“…It is deeply to be deplored that the people should continue to stream into the already over-crowded cities, and should thus further deplete the country districts…” Ebenezer Howard, ‘Garden Cities of Tomorrow’, 1902


Born in Chesterfield to a bank manager father, Richard Barry Parker trained at T.C. Simmonds Atelier of Art in Derby and the studio of George Faukner Armitage in Altrincham. In 1891, he joined his father in Buxton and designed three large houses in the town for him. Parker’s early career is defined by his partnership, from 1896, with his close friend, half-cousin and half brother-in-law, Raymond Unwin. Unwin would work on the more practical side of things while Parker on the more creative, including the design if fixtures and fittings, as well as being an accomplished artists. Their first major commission was the design of a model industrial village, New Earswick, near York, for Joseph & Seebohm Rowntree – a scheme that proved to be a useful architectural testbed for their work on Garden Cities and Suburbs. Park and Unwin’s successful master plan for Letchwroth Garden City thrust them into the limelight.

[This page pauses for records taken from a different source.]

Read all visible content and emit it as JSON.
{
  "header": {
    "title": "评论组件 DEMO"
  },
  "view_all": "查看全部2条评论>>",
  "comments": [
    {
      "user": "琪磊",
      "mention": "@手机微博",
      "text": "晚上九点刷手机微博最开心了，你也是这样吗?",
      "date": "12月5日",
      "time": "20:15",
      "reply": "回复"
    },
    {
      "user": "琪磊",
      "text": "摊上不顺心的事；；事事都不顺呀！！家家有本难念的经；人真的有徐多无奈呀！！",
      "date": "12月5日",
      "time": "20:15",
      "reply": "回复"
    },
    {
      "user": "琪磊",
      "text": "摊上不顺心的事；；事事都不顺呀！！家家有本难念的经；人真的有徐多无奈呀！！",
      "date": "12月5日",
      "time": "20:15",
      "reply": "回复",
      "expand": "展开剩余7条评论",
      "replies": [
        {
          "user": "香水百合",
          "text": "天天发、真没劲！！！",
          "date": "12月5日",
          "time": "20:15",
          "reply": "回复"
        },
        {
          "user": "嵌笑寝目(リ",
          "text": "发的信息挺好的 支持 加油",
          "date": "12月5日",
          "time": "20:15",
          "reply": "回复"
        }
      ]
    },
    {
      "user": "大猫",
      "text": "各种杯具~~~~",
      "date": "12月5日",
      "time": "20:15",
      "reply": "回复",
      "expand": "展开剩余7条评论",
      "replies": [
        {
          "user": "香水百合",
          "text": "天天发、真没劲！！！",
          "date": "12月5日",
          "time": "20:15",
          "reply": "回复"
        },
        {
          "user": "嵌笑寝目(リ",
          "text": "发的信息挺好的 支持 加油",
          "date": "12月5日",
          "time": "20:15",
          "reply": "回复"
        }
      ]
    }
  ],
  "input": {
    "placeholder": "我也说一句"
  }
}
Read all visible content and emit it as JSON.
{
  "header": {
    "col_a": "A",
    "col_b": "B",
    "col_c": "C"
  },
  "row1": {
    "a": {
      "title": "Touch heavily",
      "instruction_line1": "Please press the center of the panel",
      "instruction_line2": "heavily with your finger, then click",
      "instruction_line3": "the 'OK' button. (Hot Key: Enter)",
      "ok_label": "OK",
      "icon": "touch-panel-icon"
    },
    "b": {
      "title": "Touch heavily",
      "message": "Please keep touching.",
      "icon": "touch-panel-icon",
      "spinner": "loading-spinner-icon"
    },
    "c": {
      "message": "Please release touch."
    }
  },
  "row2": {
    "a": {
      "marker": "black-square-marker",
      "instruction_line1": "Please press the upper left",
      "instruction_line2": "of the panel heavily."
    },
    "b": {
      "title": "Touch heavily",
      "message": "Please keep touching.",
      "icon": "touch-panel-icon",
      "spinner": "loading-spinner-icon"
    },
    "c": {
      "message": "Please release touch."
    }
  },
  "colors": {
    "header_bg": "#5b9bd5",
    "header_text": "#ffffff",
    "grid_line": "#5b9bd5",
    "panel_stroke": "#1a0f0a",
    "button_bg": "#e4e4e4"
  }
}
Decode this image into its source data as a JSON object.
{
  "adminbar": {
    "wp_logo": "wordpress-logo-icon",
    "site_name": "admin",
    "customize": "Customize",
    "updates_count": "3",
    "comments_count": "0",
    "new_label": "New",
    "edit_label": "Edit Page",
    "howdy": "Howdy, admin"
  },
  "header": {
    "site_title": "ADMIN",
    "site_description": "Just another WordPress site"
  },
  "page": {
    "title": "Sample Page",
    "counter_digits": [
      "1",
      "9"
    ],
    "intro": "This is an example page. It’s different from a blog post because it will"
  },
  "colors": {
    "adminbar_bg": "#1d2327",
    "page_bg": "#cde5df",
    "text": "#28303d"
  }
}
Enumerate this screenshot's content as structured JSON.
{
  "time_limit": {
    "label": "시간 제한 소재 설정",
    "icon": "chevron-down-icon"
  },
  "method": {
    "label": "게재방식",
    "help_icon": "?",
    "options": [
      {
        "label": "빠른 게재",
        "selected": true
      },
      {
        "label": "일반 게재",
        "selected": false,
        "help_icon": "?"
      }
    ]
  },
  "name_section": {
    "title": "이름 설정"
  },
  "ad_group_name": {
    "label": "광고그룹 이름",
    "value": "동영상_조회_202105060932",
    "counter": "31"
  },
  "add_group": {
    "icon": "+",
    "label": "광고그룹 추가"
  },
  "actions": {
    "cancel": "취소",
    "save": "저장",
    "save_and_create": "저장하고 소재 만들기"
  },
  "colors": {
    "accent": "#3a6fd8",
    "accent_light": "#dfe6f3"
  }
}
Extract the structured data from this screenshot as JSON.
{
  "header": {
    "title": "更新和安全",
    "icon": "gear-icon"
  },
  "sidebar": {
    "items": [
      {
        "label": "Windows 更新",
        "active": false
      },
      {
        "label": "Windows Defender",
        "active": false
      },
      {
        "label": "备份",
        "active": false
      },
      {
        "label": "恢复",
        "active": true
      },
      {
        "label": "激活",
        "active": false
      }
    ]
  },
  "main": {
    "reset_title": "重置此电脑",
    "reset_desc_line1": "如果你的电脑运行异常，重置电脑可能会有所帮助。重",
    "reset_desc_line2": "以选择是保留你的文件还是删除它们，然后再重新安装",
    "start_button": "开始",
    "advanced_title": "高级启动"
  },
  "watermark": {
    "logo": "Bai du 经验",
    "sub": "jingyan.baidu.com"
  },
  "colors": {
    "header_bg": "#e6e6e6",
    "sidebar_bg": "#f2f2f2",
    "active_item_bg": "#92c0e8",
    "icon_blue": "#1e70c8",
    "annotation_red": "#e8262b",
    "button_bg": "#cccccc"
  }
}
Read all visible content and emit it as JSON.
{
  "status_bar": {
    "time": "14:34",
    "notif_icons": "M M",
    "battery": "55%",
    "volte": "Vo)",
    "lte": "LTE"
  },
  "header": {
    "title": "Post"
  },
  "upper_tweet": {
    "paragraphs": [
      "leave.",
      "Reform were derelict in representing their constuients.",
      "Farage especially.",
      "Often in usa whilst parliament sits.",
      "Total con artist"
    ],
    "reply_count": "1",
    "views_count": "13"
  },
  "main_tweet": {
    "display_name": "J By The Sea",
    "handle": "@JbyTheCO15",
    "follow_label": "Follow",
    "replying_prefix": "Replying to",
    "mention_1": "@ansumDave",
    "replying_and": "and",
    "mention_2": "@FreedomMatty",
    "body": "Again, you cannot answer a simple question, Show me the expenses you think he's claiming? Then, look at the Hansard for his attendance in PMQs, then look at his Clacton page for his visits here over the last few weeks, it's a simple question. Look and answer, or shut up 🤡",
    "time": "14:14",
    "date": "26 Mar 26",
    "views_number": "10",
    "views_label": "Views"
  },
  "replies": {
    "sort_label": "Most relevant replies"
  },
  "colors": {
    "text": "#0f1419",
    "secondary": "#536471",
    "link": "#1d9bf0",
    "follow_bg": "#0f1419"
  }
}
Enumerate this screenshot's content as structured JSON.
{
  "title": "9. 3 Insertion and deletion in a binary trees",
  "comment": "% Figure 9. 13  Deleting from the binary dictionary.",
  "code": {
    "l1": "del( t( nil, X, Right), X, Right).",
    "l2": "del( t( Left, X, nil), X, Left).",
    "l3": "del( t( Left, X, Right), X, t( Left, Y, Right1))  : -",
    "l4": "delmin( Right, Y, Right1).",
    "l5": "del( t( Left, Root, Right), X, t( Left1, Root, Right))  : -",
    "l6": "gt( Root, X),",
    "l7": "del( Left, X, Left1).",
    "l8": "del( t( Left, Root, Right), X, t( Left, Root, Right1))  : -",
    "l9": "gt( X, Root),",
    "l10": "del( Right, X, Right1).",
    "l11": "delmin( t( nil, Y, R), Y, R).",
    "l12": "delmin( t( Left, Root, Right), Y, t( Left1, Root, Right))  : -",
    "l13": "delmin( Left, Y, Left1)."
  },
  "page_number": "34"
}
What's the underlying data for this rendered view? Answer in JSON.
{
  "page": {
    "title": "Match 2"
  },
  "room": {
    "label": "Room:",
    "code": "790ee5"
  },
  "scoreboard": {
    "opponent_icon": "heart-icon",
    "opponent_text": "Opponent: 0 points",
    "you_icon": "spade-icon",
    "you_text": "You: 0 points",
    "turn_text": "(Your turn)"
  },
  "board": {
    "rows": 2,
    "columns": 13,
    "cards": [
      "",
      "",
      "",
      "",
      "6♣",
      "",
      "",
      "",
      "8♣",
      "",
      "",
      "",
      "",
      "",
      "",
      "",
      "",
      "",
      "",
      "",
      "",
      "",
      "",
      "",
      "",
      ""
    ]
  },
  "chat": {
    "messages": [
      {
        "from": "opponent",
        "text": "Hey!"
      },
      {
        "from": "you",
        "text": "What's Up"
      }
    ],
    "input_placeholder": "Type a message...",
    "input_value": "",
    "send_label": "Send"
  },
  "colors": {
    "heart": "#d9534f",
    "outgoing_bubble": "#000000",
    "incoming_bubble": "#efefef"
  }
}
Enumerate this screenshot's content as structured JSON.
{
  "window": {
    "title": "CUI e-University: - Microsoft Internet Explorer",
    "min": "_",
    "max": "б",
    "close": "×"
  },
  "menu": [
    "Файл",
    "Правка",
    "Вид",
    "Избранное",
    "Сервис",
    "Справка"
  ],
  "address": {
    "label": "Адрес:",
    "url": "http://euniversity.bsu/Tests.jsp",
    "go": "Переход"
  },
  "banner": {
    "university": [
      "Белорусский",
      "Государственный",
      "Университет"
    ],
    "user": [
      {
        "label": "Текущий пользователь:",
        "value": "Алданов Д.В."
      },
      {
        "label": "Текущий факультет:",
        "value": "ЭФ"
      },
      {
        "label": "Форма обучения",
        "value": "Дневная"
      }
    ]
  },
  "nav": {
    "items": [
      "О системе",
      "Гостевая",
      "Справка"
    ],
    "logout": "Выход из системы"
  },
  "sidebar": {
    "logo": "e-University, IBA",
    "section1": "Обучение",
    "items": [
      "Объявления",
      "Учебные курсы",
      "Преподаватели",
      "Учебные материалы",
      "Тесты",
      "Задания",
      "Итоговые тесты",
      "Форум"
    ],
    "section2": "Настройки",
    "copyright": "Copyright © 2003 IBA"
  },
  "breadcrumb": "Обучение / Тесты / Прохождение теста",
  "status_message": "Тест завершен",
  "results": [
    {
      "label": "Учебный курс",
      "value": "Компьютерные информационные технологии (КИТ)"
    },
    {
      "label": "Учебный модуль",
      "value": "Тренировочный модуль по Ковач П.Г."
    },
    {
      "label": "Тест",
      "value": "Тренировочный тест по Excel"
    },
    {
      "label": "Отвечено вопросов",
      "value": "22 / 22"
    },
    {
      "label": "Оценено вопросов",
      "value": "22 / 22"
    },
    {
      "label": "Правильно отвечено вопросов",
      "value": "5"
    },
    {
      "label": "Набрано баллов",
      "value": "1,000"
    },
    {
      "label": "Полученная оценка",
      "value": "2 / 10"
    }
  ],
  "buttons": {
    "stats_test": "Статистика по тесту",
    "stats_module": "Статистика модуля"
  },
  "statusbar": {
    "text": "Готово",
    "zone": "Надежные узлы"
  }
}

In 1906, Unwin left Letchworth to work on Hampstead Garden Suburb. Barry Parker remained in Letchworth becoming the sole consulting architect to First Garden City Ltd.